**Your objective**
When you find the word "from" in a line of the entries, please copy the whole line.
━━ The data
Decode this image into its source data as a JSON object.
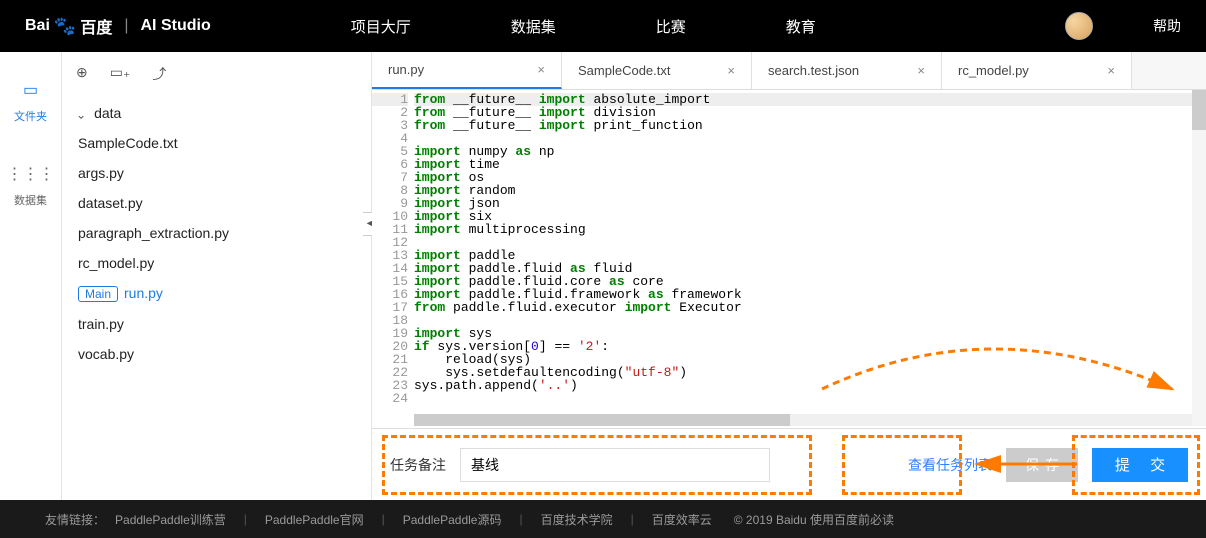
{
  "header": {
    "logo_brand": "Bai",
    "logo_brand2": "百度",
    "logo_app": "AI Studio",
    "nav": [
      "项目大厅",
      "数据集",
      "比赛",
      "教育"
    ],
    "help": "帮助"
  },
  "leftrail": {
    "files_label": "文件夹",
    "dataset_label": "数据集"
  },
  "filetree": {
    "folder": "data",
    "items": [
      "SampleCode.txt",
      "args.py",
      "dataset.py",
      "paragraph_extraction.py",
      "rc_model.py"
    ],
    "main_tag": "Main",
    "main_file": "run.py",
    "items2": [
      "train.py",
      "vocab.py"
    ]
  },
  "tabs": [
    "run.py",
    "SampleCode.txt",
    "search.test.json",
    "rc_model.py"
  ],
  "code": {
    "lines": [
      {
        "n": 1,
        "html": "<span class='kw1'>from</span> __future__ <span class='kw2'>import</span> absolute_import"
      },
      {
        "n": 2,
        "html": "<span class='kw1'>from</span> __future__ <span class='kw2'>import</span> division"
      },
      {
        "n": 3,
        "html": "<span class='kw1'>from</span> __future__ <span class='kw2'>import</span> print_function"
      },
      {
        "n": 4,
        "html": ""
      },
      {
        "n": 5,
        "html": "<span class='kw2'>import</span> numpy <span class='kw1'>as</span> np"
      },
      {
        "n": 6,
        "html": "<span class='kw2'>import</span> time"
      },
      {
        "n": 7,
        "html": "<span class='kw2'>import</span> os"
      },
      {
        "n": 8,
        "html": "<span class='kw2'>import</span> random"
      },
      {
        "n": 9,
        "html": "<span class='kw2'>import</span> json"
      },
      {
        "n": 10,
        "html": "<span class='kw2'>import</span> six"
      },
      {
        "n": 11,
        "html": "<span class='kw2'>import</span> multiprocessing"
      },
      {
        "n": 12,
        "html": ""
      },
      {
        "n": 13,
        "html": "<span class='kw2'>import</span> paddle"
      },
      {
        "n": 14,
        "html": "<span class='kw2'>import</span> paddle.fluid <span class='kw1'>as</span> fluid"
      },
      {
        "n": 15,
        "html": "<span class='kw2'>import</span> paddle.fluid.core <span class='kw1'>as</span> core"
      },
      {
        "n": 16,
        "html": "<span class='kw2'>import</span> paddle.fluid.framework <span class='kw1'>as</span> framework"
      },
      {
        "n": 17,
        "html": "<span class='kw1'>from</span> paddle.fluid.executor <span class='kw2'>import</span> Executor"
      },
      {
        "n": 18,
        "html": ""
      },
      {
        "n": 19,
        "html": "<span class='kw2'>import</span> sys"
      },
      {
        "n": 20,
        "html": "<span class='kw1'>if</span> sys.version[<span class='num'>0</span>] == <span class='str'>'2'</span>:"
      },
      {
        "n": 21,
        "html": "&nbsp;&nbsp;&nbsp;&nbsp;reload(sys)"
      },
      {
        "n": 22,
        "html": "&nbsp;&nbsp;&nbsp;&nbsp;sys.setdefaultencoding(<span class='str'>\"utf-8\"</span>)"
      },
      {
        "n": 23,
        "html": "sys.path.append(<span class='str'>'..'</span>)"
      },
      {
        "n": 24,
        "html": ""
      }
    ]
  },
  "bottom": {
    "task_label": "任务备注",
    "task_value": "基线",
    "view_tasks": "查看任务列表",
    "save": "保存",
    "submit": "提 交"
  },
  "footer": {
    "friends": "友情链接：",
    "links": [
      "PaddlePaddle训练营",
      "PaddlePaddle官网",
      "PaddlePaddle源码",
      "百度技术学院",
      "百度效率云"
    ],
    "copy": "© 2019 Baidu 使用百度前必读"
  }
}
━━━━
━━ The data
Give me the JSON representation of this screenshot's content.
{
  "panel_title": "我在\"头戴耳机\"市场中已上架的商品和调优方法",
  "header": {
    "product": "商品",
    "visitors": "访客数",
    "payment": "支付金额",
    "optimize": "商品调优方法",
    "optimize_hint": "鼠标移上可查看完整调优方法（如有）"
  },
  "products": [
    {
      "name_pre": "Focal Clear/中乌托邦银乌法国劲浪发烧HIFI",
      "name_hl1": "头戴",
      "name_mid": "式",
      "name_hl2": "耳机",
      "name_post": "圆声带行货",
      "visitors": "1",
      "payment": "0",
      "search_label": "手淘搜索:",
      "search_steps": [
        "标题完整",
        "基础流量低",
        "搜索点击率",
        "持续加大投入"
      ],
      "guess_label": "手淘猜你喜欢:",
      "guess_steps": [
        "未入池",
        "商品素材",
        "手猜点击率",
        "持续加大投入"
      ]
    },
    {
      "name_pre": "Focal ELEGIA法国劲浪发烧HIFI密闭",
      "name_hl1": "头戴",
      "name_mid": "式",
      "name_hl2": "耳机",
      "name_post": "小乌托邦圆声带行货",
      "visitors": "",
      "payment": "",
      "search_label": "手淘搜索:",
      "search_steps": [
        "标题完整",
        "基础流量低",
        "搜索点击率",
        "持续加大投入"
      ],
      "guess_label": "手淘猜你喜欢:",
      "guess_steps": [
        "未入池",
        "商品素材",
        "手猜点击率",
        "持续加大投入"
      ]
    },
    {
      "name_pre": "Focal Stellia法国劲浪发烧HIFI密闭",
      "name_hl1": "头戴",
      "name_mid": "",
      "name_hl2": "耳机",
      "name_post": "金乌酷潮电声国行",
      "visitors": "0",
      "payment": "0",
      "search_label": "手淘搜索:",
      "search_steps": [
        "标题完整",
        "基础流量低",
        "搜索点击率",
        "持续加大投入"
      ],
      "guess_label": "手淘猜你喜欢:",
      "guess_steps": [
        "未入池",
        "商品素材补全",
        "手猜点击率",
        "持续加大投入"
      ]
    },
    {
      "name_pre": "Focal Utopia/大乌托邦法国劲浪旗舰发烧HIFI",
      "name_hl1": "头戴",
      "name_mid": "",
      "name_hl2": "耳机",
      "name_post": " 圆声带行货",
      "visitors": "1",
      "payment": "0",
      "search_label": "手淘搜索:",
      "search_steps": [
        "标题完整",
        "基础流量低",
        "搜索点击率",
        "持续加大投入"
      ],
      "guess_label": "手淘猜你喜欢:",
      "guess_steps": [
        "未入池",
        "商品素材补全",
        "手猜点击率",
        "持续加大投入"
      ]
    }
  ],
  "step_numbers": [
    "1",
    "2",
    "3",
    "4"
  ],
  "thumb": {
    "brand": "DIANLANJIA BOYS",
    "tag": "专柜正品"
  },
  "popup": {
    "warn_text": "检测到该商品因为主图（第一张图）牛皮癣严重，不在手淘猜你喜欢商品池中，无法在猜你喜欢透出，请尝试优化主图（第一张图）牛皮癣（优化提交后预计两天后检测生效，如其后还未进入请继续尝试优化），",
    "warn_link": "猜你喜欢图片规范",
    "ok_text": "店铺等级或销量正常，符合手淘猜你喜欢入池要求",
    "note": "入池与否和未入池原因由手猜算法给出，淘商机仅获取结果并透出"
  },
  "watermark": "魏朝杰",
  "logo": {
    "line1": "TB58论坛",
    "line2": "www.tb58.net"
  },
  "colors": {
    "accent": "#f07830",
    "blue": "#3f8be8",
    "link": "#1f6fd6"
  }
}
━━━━
**Answer space**
        "html": "<span class='kw1'>from</span> __future__ <span class='kw2'>import</span> absolute_import"
        "html": "<span class='kw1'>from</span> __future__ <span class='kw2'>import</span> division"
        "html": "<span class='kw1'>from</span> __future__ <span class='kw2'>import</span> print_function"
        "html": "<span class='kw1'>from</span> paddle.fluid.executor <span class='kw2'>import</span> Executor"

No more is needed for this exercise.